Q and A with Joyce Schaum, mental health gatekeeper at Detention Center

Q and A with Joyce Schaum, mental health gatekeeper at Detention Center
(Jon /)

One of the challenges facing the inmates of the Carroll County Detention Center is mental illness.

In order to make sure the inmates are able to get the services and treatments they need, the detention center hired a mental health coordinator, or gatekeeper, Warden George Hardinger said.


Joyce Schaum, the mental health coordinator, works with inmates to make sure they are getting the proper treatment for their mental health, including assessing their mental health once they are placed at the Detention Center and making sure they are seen by a psychiatrist.

About a third to a half of the inmate population at the Detention Center are on some type of mental health medication, Schaum said.

Schaum took some time to speak with the Carroll County Times about her job and the mental health issues that face inmates.

Q: Can you describe your position?

A: My position at the jail, I'm the mental health coordinator. I am responsible for making sure that inmates that have mental health issues are seen by me and the psychiatrist, to coordinate all of that. Also, I work, of course, since medication is involved, I work really closely with [the] medical [staff] to make sure that medications are appropriate and all that.

Q: Why is it important that the jail has a position like yours?

A: A large portion of the inmates have mental health issues and sometimes their crimes have been caused by their mental health issues, and so they need to be addressed.
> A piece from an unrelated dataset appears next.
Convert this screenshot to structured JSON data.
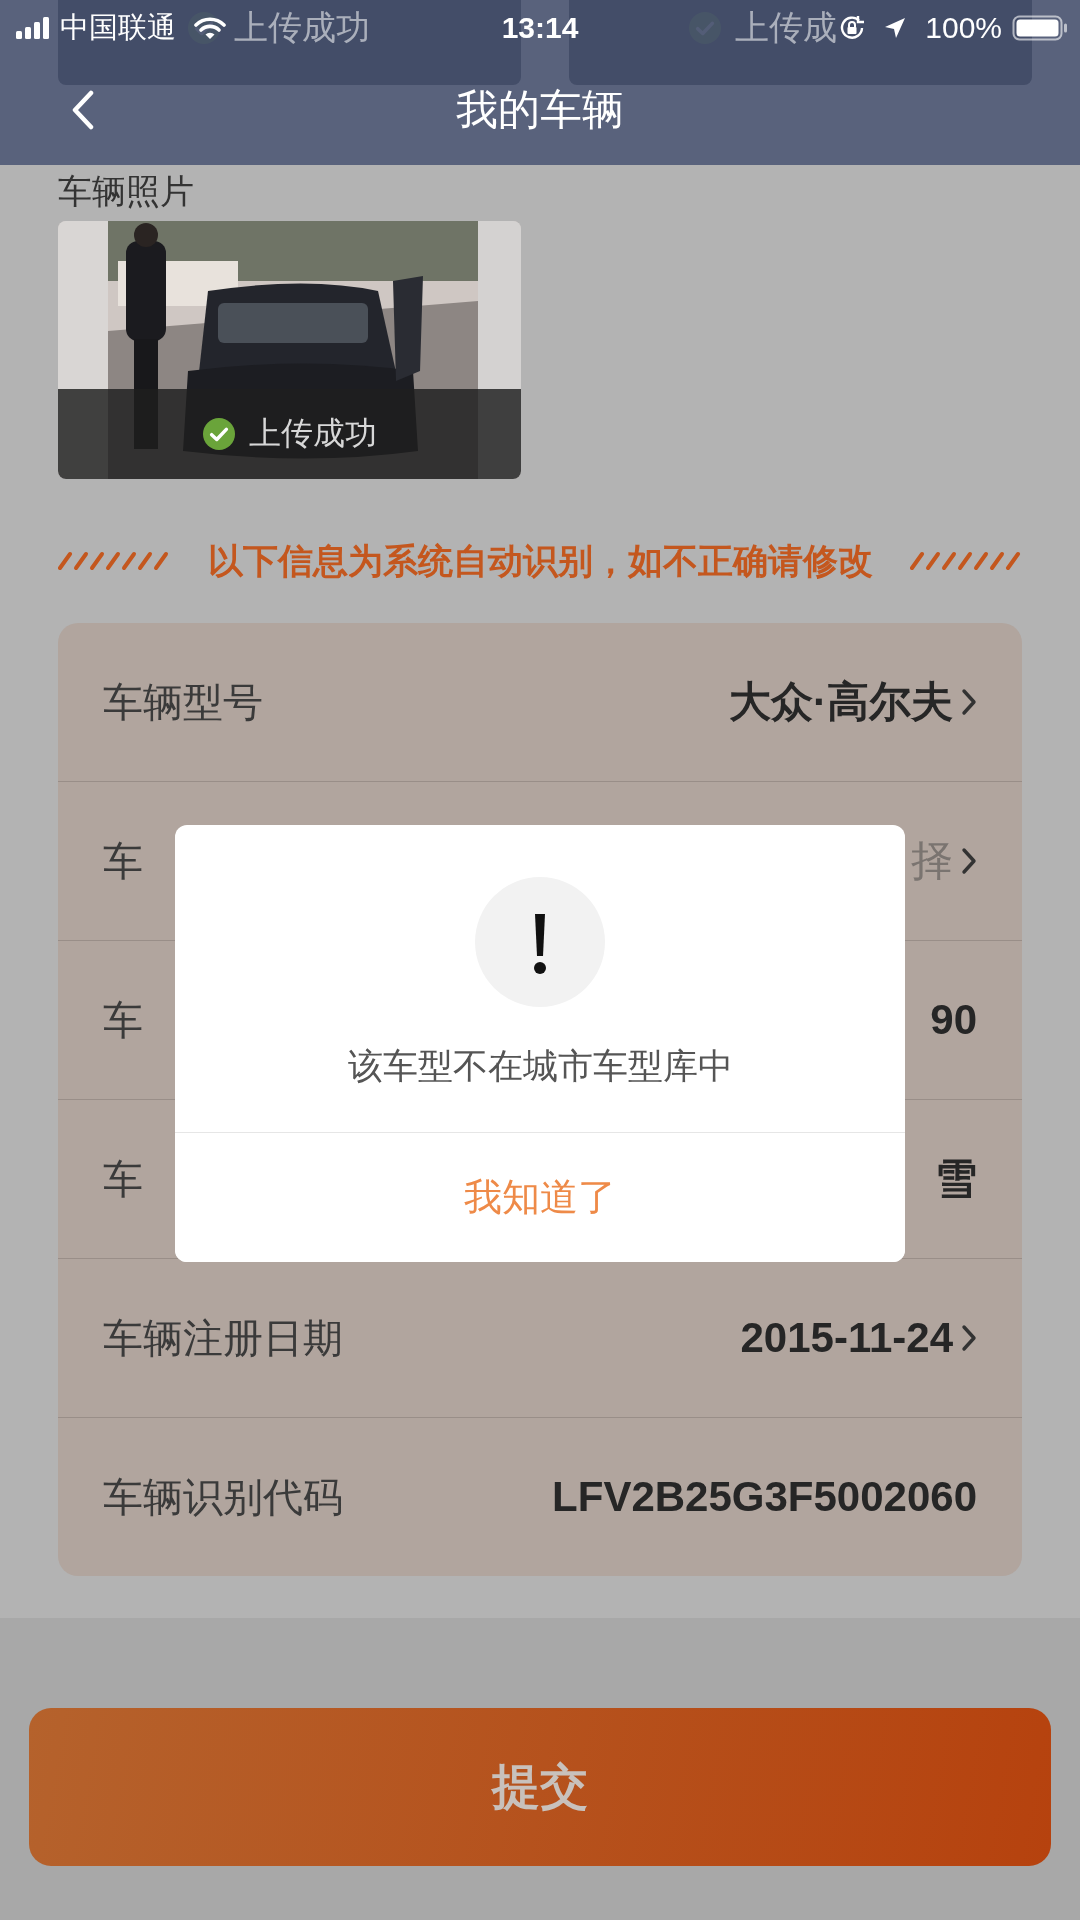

So what I try to do is explain to the inmates [that] we don't want to have to see you come back here. We want you to continue your mental health treatment when you get out of jail.

Q: I know one of the stigmas surrounding mental health is that if you have a mental illness, you are more violent. Do you think that's a fair stigma?

A: No because so many people have depression or anxiety that never get to jail. So, you can't generalize that I don't think. There are certain diagnoses, like intermittent explosive disorder and things like that where you could say there's more violence involved, but I don't think it's a fair generalization to say that anyone with a mental health diagnosis tends to be more violent.

Q: What was one of the more surprising things you've learned from having the position?

A: How substance abuse and mental illness go hand in hand. I mean, so many people I see that are addicted to substances have mental health issues and it's easier to get substances than go to the doctors and do the appropriate treatment. That's a huge relevation. Also, in my intake with inmates, one of the questions I have is, when did you first start using anything, and the average age that I'm seeing is between 9 and 13, which is crazy. So you know whoever is educating children about substances, it needs to be in elementary school. It doesn't need to be targeted in middle school and definitely, it's too far gone for high school.

Q: The idea that they are self-medicating to handle mental health issues, what do you think needs to be done to make it so people aren't afraid to seek treatment or can easily seek treatment?

A: For the population I see in the jail, a lot of it is finances. They don't have the money. They don't have insurance. Some are homeless. Plus, some say, "I don't do the doctor thing." And maybe some of it is the stigma and some is it's easier to get drugs on the street. Plus lack of education about mental health and depending on their family's lifestyle, their parents, their grandparents — did their parents get help with their issues? Then they are more apt to.

Q: Now in terms of when you do your intakes and you're talking to people, are people pretty open with "oh, yeah I have this?"


A: I'm so surprised by how open they are about their substance abuse. That's one thing that really surprised me. Of course, all the information is health-related information that goes in their medical file and it's protected information so it doesn't go anywhere. I mean, other staff members other than medical don't see it. It's all private. But even without them realizing all that, they are pretty open about it. One question I have to ask is have you been hospitalized for mental health reasons in the past and if so how many times. Generally they're pretty open about that and I, of course, have to go into family history of substance abuse and any suicides or suicide attempts in the family, and they're pretty open about that. Any other mental health issues in the family. And of course, I have to ask them about if they have ever thought about suicide or if they have had any attempts, and surprisingly, most of the people I talk to are honest with me, whether they haven't had any attempts or they have had 10. And if they have had multiple, I have to document how and how many times.

Q: What is one thing you want the general public and people who are not in the jail world to know about mental health and incarceration?

A: That these people, the inmates and the inmates with mental illness are still people and a lot of them just didn't have a chance to go straight. And I'm surprised by all the trauma I see that these people have gone through. I really appreciate our adminstration because they stress everybody to be respectful of each other. Our staff to be respectful of the inmates, which is huge. I get inmates who have been at different jails who say, "I have never really experienced this before." Our jail is a well-run jail and that is because of the administration, from the warden down to the majors and captains. Everybody works well together there.